# Problem:
Will you extract the entries word for word? Images should not appear in the copy.

# Supplied records:
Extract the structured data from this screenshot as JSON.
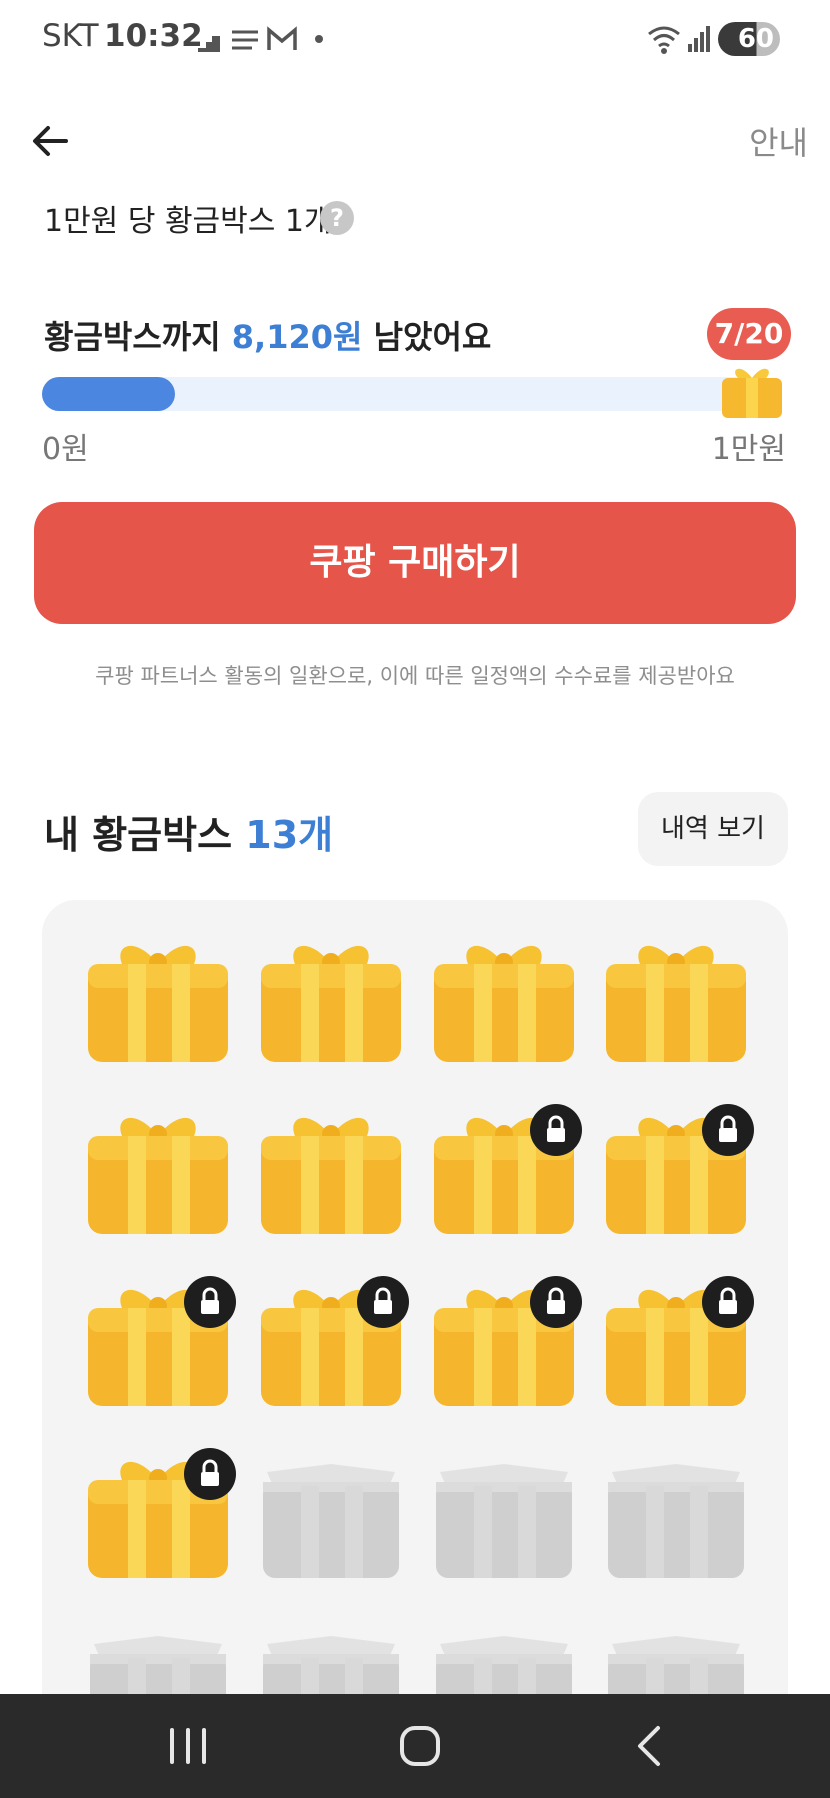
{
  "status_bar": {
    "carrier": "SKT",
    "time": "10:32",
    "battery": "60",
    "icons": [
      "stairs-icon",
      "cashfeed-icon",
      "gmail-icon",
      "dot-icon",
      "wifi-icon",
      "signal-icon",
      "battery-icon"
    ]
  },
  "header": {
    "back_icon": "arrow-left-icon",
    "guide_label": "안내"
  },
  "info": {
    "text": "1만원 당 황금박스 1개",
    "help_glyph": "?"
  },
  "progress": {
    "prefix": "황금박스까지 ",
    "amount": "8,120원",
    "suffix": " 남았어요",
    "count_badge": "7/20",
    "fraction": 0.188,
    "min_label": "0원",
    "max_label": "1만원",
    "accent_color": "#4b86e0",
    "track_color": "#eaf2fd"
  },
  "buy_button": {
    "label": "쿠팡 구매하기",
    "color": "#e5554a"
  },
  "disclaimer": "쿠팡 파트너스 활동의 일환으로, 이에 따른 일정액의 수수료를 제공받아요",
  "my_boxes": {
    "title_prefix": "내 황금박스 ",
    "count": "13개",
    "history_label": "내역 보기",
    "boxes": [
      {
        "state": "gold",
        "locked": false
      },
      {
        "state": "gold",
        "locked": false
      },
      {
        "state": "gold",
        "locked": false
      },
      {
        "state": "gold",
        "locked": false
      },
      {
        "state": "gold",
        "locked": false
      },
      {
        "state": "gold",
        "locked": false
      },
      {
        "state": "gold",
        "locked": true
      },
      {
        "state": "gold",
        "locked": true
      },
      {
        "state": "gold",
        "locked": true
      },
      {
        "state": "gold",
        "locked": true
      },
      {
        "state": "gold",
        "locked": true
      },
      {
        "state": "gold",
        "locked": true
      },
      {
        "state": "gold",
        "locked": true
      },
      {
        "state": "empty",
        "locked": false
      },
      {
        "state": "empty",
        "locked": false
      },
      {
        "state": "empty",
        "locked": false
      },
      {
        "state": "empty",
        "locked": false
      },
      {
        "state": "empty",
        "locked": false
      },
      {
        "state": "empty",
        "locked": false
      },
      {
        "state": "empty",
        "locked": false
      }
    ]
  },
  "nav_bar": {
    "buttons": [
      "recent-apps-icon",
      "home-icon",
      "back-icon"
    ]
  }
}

# Response to the exercise:
Extract the structured data from this screenshot as JSON.
{
  "status_bar": {
    "carrier": "SKT",
    "time": "10:32",
    "battery": "60",
    "icons": [
      "stairs-icon",
      "cashfeed-icon",
      "gmail-icon",
      "dot-icon",
      "wifi-icon",
      "signal-icon",
      "battery-icon"
    ]
  },
  "header": {
    "back_icon": "arrow-left-icon",
    "guide_label": "안내"
  },
  "info": {
    "text": "1만원 당 황금박스 1개",
    "help_glyph": "?"
  },
  "progress": {
    "prefix": "황금박스까지 ",
    "amount": "8,120원",
    "suffix": " 남았어요",
    "count_badge": "7/20",
    "fraction": 0.188,
    "min_label": "0원",
    "max_label": "1만원",
    "accent_color": "#4b86e0",
    "track_color": "#eaf2fd"
  },
  "buy_button": {
    "label": "쿠팡 구매하기",
    "color": "#e5554a"
  },
  "disclaimer": "쿠팡 파트너스 활동의 일환으로, 이에 따른 일정액의 수수료를 제공받아요",
  "my_boxes": {
    "title_prefix": "내 황금박스 ",
    "count": "13개",
    "history_label": "내역 보기",
    "boxes": [
      {
        "state": "gold",
        "locked": false
      },
      {
        "state": "gold",
        "locked": false
      },
      {
        "state": "gold",
        "locked": false
      },
      {
        "state": "gold",
        "locked": false
      },
      {
        "state": "gold",
        "locked": false
      },
      {
        "state": "gold",
        "locked": false
      },
      {
        "state": "gold",
        "locked": true
      },
      {
        "state": "gold",
        "locked": true
      },
      {
        "state": "gold",
        "locked": true
      },
      {
        "state": "gold",
        "locked": true
      },
      {
        "state": "gold",
        "locked": true
      },
      {
        "state": "gold",
        "locked": true
      },
      {
        "state": "gold",
        "locked": true
      },
      {
        "state": "empty",
        "locked": false
      },
      {
        "state": "empty",
        "locked": false
      },
      {
        "state": "empty",
        "locked": false
      },
      {
        "state": "empty",
        "locked": false
      },
      {
        "state": "empty",
        "locked": false
      },
      {
        "state": "empty",
        "locked": false
      },
      {
        "state": "empty",
        "locked": false
      }
    ]
  },
  "nav_bar": {
    "buttons": [
      "recent-apps-icon",
      "home-icon",
      "back-icon"
    ]
  }
}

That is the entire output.